Roosterfish are instantly recognizable by their distinctive appearance. They derive their name from the elongated, comb-like dorsal fin, which is adorned with a stunning array of long, slender, and sail-like spines that resemble a rooster’s comb. This impressive dorsal fin can be raised and lowered at will, adding to the fish’s mystique. Their body is streamlined and muscular, built for speed and agility, making them powerful predators in the ocean.
These fish can grow quite large, with some individuals reaching lengths of up to 6 feet (1.8 meters) and weighing over 100 pounds (45 kilograms). Their coloration is variable, but they typically sport a dark, metallic blue or greenish hue along their upper body, while the lower body is silver. This camouflaging coloration helps them blend into their oceanic environment.

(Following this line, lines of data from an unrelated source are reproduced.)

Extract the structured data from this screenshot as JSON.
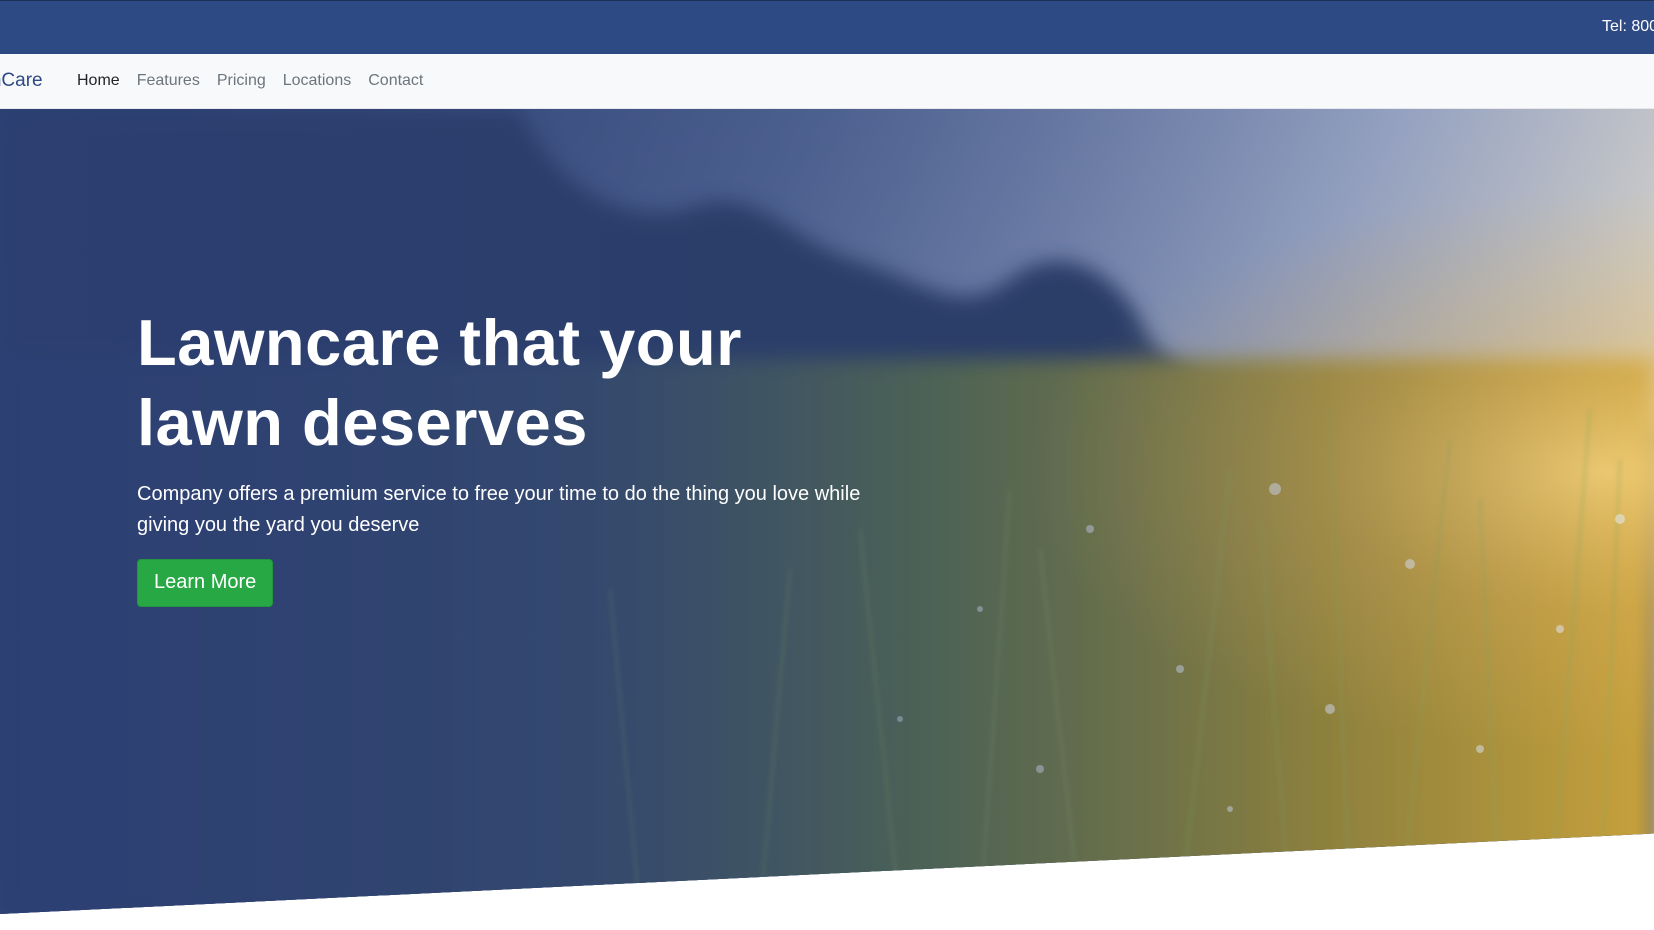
{
  "topbar": {
    "tel": "Tel: 800"
  },
  "navbar": {
    "brand": "LawnCare",
    "links": [
      {
        "label": "Home",
        "active": true
      },
      {
        "label": "Features",
        "active": false
      },
      {
        "label": "Pricing",
        "active": false
      },
      {
        "label": "Locations",
        "active": false
      },
      {
        "label": "Contact",
        "active": false
      }
    ]
  },
  "hero": {
    "title": "Lawncare that your lawn deserves",
    "subtitle": "Company offers a premium service to free your time to do the thing you love while giving you the yard you deserve",
    "cta_label": "Learn More",
    "background_image": "dewy-grass-at-sunrise"
  },
  "colors": {
    "topbar": "#2e4a85",
    "brand": "#2e4a85",
    "navbar_bg": "#f8f9fa",
    "cta": "#28a745",
    "overlay": "#2c3f73"
  }
}
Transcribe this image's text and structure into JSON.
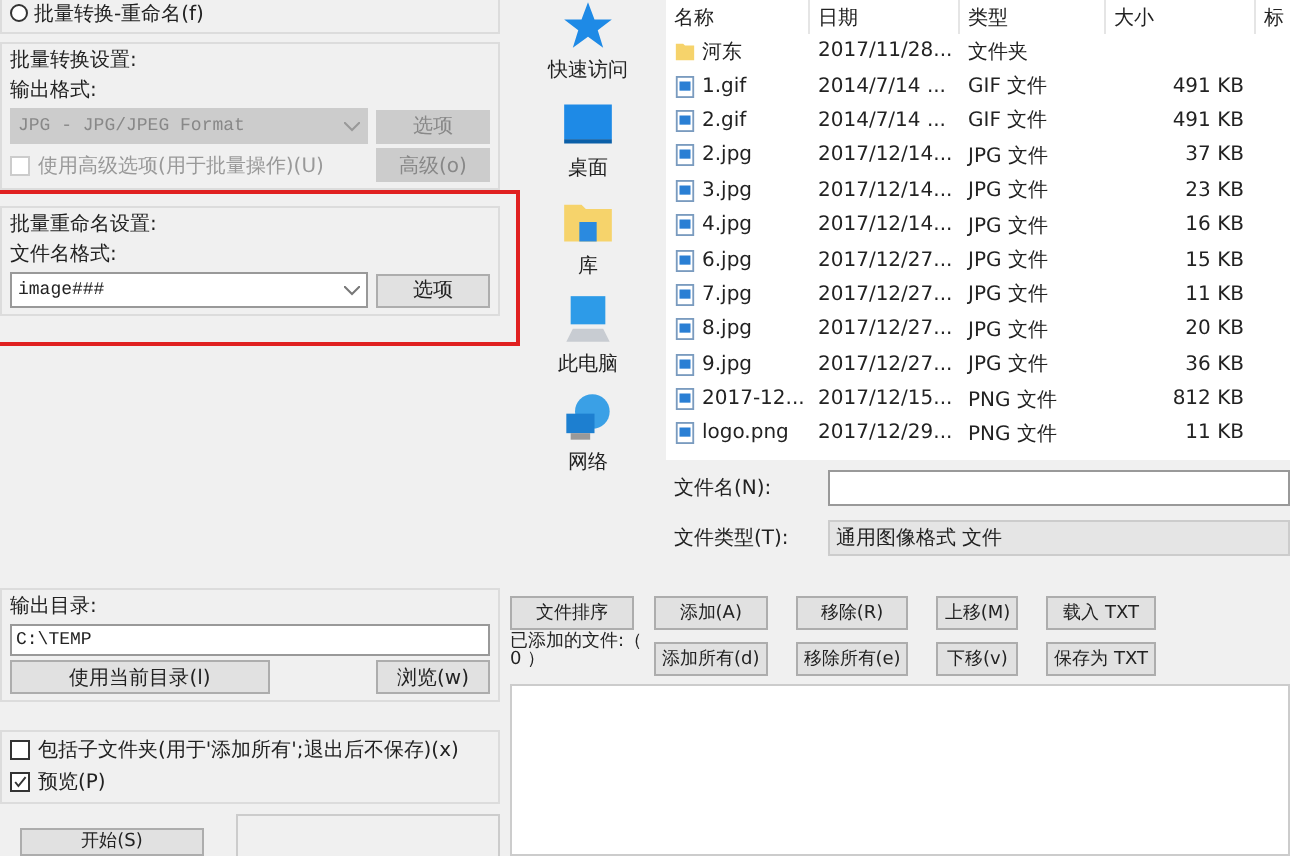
{
  "mode_radios": [
    {
      "label": "批量转换-重命名(f)",
      "selected": false
    }
  ],
  "convert_settings": {
    "title": "批量转换设置:",
    "format_label": "输出格式:",
    "format_value": "JPG - JPG/JPEG Format",
    "options_button": "选项",
    "disabled": true,
    "advanced_checkbox": {
      "label": "使用高级选项(用于批量操作)(U)",
      "checked": false
    },
    "advanced_button": "高级(o)"
  },
  "rename_settings": {
    "title": "批量重命名设置:",
    "pattern_label": "文件名格式:",
    "pattern_value": "image###",
    "options_button": "选项",
    "highlighted": true
  },
  "output_dir": {
    "title": "输出目录:",
    "value": "C:\\TEMP",
    "use_current_button": "使用当前目录(l)",
    "browse_button": "浏览(w)"
  },
  "options": [
    {
      "label": "包括子文件夹(用于'添加所有';退出后不保存)(x)",
      "checked": false
    },
    {
      "label": "预览(P)",
      "checked": true
    }
  ],
  "start_button": "开始(S)",
  "places": [
    {
      "label": "快速访问",
      "kind": "star"
    },
    {
      "label": "桌面",
      "kind": "desktop"
    },
    {
      "label": "库",
      "kind": "library"
    },
    {
      "label": "此电脑",
      "kind": "computer"
    },
    {
      "label": "网络",
      "kind": "network"
    }
  ],
  "file_table": {
    "columns": [
      "名称",
      "日期",
      "类型",
      "大小",
      "标"
    ],
    "rows": [
      {
        "kind": "folder",
        "name": "河东",
        "date": "2017/11/28...",
        "type": "文件夹",
        "size": ""
      },
      {
        "kind": "image",
        "name": "1.gif",
        "date": "2014/7/14 ...",
        "type": "GIF 文件",
        "size": "491 KB"
      },
      {
        "kind": "image",
        "name": "2.gif",
        "date": "2014/7/14 ...",
        "type": "GIF 文件",
        "size": "491 KB"
      },
      {
        "kind": "image",
        "name": "2.jpg",
        "date": "2017/12/14...",
        "type": "JPG 文件",
        "size": "37 KB"
      },
      {
        "kind": "image",
        "name": "3.jpg",
        "date": "2017/12/14...",
        "type": "JPG 文件",
        "size": "23 KB"
      },
      {
        "kind": "image",
        "name": "4.jpg",
        "date": "2017/12/14...",
        "type": "JPG 文件",
        "size": "16 KB"
      },
      {
        "kind": "image",
        "name": "6.jpg",
        "date": "2017/12/27...",
        "type": "JPG 文件",
        "size": "15 KB"
      },
      {
        "kind": "image",
        "name": "7.jpg",
        "date": "2017/12/27...",
        "type": "JPG 文件",
        "size": "11 KB"
      },
      {
        "kind": "image",
        "name": "8.jpg",
        "date": "2017/12/27...",
        "type": "JPG 文件",
        "size": "20 KB"
      },
      {
        "kind": "image",
        "name": "9.jpg",
        "date": "2017/12/27...",
        "type": "JPG 文件",
        "size": "36 KB"
      },
      {
        "kind": "image",
        "name": "2017-12...",
        "date": "2017/12/15...",
        "type": "PNG 文件",
        "size": "812 KB"
      },
      {
        "kind": "image",
        "name": "logo.png",
        "date": "2017/12/29...",
        "type": "PNG 文件",
        "size": "11 KB"
      }
    ]
  },
  "file_name_label": "文件名(N):",
  "file_type_label": "文件类型(T):",
  "file_type_value": "通用图像格式 文件",
  "sort_button": "文件排序",
  "added_label": "已添加的文件:（ 0 ）",
  "list_buttons": [
    [
      "添加(A)",
      "移除(R)",
      "上移(M)",
      "载入 TXT"
    ],
    [
      "添加所有(d)",
      "移除所有(e)",
      "下移(v)",
      "保存为 TXT"
    ]
  ]
}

Roosterfish inhabit the coastal waters of the Eastern Pacific Ocean, ranging from Baja California in Mexico down to Peru. They are commonly found in warm, tropical waters near rocky reefs, sandy shorelines, and underwater structures such as submerged rocks and shipwrecks. These habitats offer the roosterfish ample cover as well as access to their prey, which includes smaller fish, squid, and crustaceans.
How to catch Rooster Fish

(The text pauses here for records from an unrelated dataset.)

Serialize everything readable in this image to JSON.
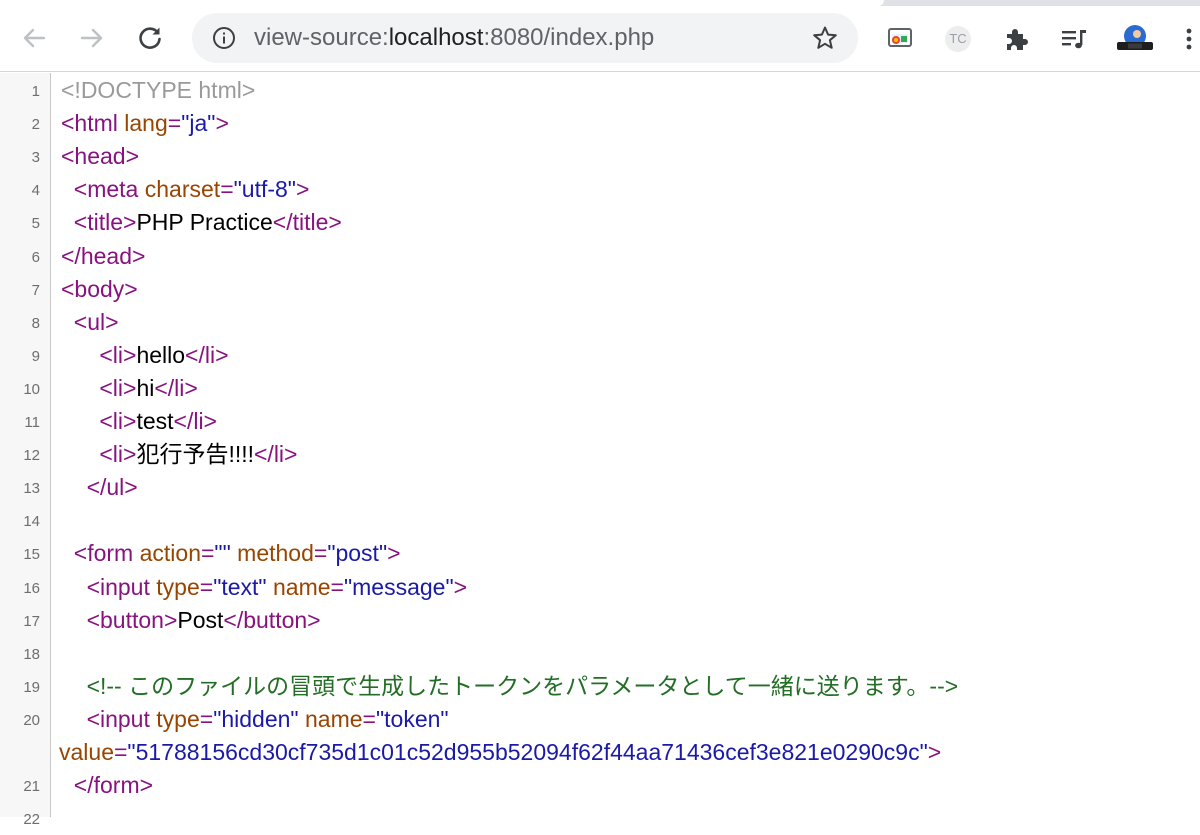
{
  "browser": {
    "url_prefix": "view-source:",
    "url_host": "localhost",
    "url_rest": ":8080/index.php",
    "extension_tc_label": "TC"
  },
  "source_lines": [
    {
      "num": "1",
      "indent": "",
      "tokens": [
        [
          "doc",
          "<!DOCTYPE html>"
        ]
      ]
    },
    {
      "num": "2",
      "indent": "",
      "tokens": [
        [
          "tag",
          "<html "
        ],
        [
          "attr",
          "lang"
        ],
        [
          "tag",
          "="
        ],
        [
          "val",
          "\"ja\""
        ],
        [
          "tag",
          ">"
        ]
      ]
    },
    {
      "num": "3",
      "indent": "",
      "tokens": [
        [
          "tag",
          "<head>"
        ]
      ]
    },
    {
      "num": "4",
      "indent": "  ",
      "tokens": [
        [
          "tag",
          "<meta "
        ],
        [
          "attr",
          "charset"
        ],
        [
          "tag",
          "="
        ],
        [
          "val",
          "\"utf-8\""
        ],
        [
          "tag",
          ">"
        ]
      ]
    },
    {
      "num": "5",
      "indent": "  ",
      "tokens": [
        [
          "tag",
          "<title>"
        ],
        [
          "text",
          "PHP Practice"
        ],
        [
          "tag",
          "</title>"
        ]
      ]
    },
    {
      "num": "6",
      "indent": "",
      "tokens": [
        [
          "tag",
          "</head>"
        ]
      ]
    },
    {
      "num": "7",
      "indent": "",
      "tokens": [
        [
          "tag",
          "<body>"
        ]
      ]
    },
    {
      "num": "8",
      "indent": "  ",
      "tokens": [
        [
          "tag",
          "<ul>"
        ]
      ]
    },
    {
      "num": "9",
      "indent": "      ",
      "tokens": [
        [
          "tag",
          "<li>"
        ],
        [
          "text",
          "hello"
        ],
        [
          "tag",
          "</li>"
        ]
      ]
    },
    {
      "num": "10",
      "indent": "      ",
      "tokens": [
        [
          "tag",
          "<li>"
        ],
        [
          "text",
          "hi"
        ],
        [
          "tag",
          "</li>"
        ]
      ]
    },
    {
      "num": "11",
      "indent": "      ",
      "tokens": [
        [
          "tag",
          "<li>"
        ],
        [
          "text",
          "test"
        ],
        [
          "tag",
          "</li>"
        ]
      ]
    },
    {
      "num": "12",
      "indent": "      ",
      "tokens": [
        [
          "tag",
          "<li>"
        ],
        [
          "text",
          "犯行予告!!!!"
        ],
        [
          "tag",
          "</li>"
        ]
      ]
    },
    {
      "num": "13",
      "indent": "    ",
      "tokens": [
        [
          "tag",
          "</ul>"
        ]
      ]
    },
    {
      "num": "14",
      "indent": "",
      "tokens": []
    },
    {
      "num": "15",
      "indent": "  ",
      "tokens": [
        [
          "tag",
          "<form "
        ],
        [
          "attr",
          "action"
        ],
        [
          "tag",
          "="
        ],
        [
          "val",
          "\"\""
        ],
        [
          "tag",
          " "
        ],
        [
          "attr",
          "method"
        ],
        [
          "tag",
          "="
        ],
        [
          "val",
          "\"post\""
        ],
        [
          "tag",
          ">"
        ]
      ]
    },
    {
      "num": "16",
      "indent": "    ",
      "tokens": [
        [
          "tag",
          "<input "
        ],
        [
          "attr",
          "type"
        ],
        [
          "tag",
          "="
        ],
        [
          "val",
          "\"text\""
        ],
        [
          "tag",
          " "
        ],
        [
          "attr",
          "name"
        ],
        [
          "tag",
          "="
        ],
        [
          "val",
          "\"message\""
        ],
        [
          "tag",
          ">"
        ]
      ]
    },
    {
      "num": "17",
      "indent": "    ",
      "tokens": [
        [
          "tag",
          "<button>"
        ],
        [
          "text",
          "Post"
        ],
        [
          "tag",
          "</button>"
        ]
      ]
    },
    {
      "num": "18",
      "indent": "",
      "tokens": []
    },
    {
      "num": "19",
      "indent": "    ",
      "tokens": [
        [
          "comment",
          "<!-- このファイルの冒頭で生成したトークンをパラメータとして一緒に送ります。-->"
        ]
      ]
    },
    {
      "num": "20",
      "indent": "    ",
      "tokens": [
        [
          "tag",
          "<input "
        ],
        [
          "attr",
          "type"
        ],
        [
          "tag",
          "="
        ],
        [
          "val",
          "\"hidden\""
        ],
        [
          "tag",
          " "
        ],
        [
          "attr",
          "name"
        ],
        [
          "tag",
          "="
        ],
        [
          "val",
          "\"token\""
        ]
      ]
    },
    {
      "num": "",
      "indent": "",
      "tokens": [
        [
          "attr",
          "value"
        ],
        [
          "tag",
          "="
        ],
        [
          "val",
          "\"51788156cd30cf735d1c01c52d955b52094f62f44aa71436cef3e821e0290c9c\""
        ],
        [
          "tag",
          ">"
        ]
      ]
    },
    {
      "num": "21",
      "indent": "  ",
      "tokens": [
        [
          "tag",
          "</form>"
        ]
      ]
    },
    {
      "num": "22",
      "indent": "",
      "tokens": []
    }
  ]
}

Equipment and Gear:
A medium to heavy-duty spinning or baitcasting rod and reel combo are suitable for roosterfish. Ensure your reel has a strong drag system to handle their powerful runs. Use a strong and abrasion-resistant fishing line with a test strength of at least 20-30 pounds. You may need heavier line if targeting larger roosterfish. Roosterfish have sharp teeth, so it’s essential to use a strong leader, typically made of fluorocarbon or wire, to prevent them from cutting your line.
Lures and Bait:
Roosterfish often prefer live baitfish like sardines, mullet, or small jacks. Use a live bait rig with a circle hook for a natural presentation. If live bait is scarce or you prefer artificial lures, try poppers, topwater plugs, or swimbaits that mimic the movement of small fish.
Roosterfish are typically found near rocky coastlines, reefs, and inshore waters. Look for areas with underwater structures like rocks, reefs, and drop-offs where they like to hunt for prey.
Roosterfish are more active during dawn and dusk when they hunt for prey in shallower waters. However, they can also be caught throughout the day if the conditions are right.
Roosterfish are often found close to the shore, so casting your bait or lure near rocky outcrops, submerged structures, or drop-offs is a good strategy. If you’re fishing from a boat, trolling with lures or live bait can be effective, especially when targeting larger roosterfish.